═════ Source information ═════

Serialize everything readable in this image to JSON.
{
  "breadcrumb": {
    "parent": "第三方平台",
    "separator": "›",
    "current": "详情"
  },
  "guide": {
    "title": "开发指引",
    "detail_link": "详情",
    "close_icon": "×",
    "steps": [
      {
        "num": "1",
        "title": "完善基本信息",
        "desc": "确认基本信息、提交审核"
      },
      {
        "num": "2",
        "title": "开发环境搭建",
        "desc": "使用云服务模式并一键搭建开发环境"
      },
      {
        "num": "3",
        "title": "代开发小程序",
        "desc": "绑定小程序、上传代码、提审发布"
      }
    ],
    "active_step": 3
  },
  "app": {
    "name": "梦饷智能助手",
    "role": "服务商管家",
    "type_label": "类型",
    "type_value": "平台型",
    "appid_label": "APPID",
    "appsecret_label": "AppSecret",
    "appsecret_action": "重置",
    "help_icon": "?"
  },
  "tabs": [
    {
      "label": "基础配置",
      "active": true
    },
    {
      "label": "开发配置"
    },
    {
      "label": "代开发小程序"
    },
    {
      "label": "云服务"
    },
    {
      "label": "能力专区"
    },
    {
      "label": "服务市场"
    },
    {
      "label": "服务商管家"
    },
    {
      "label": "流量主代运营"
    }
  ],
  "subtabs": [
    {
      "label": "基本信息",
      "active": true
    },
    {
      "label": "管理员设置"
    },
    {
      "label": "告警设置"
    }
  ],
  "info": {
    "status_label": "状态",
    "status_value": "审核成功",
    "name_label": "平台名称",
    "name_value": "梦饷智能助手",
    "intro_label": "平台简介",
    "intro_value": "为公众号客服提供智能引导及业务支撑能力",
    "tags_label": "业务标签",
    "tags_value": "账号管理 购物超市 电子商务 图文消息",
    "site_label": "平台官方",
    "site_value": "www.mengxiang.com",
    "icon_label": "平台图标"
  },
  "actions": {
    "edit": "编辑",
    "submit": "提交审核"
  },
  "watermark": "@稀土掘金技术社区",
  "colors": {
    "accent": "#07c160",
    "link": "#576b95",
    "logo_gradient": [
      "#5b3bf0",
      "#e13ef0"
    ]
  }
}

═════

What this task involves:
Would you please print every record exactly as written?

Response below:
Serialize everything readable in this image to JSON.
{
  "breadcrumb": {
    "parent": "第三方平台",
    "separator": "›",
    "current": "详情"
  },
  "guide": {
    "title": "开发指引",
    "detail_link": "详情",
    "close_icon": "×",
    "steps": [
      {
        "num": "1",
        "title": "完善基本信息",
        "desc": "确认基本信息、提交审核"
      },
      {
        "num": "2",
        "title": "开发环境搭建",
        "desc": "使用云服务模式并一键搭建开发环境"
      },
      {
        "num": "3",
        "title": "代开发小程序",
        "desc": "绑定小程序、上传代码、提审发布"
      }
    ],
    "active_step": 3
  },
  "app": {
    "name": "梦饷智能助手",
    "role": "服务商管家",
    "type_label": "类型",
    "type_value": "平台型",
    "appid_label": "APPID",
    "appsecret_label": "AppSecret",
    "appsecret_action": "重置",
    "help_icon": "?"
  },
  "tabs": [
    {
      "label": "基础配置",
      "active": true
    },
    {
      "label": "开发配置"
    },
    {
      "label": "代开发小程序"
    },
    {
      "label": "云服务"
    },
    {
      "label": "能力专区"
    },
    {
      "label": "服务市场"
    },
    {
      "label": "服务商管家"
    },
    {
      "label": "流量主代运营"
    }
  ],
  "subtabs": [
    {
      "label": "基本信息",
      "active": true
    },
    {
      "label": "管理员设置"
    },
    {
      "label": "告警设置"
    }
  ],
  "info": {
    "status_label": "状态",
    "status_value": "审核成功",
    "name_label": "平台名称",
    "name_value": "梦饷智能助手",
    "intro_label": "平台简介",
    "intro_value": "为公众号客服提供智能引导及业务支撑能力",
    "tags_label": "业务标签",
    "tags_value": "账号管理 购物超市 电子商务 图文消息",
    "site_label": "平台官方",
    "site_value": "www.mengxiang.com",
    "icon_label": "平台图标"
  },
  "actions": {
    "edit": "编辑",
    "submit": "提交审核"
  },
  "watermark": "@稀土掘金技术社区",
  "colors": {
    "accent": "#07c160",
    "link": "#576b95",
    "logo_gradient": [
      "#5b3bf0",
      "#e13ef0"
    ]
  }
}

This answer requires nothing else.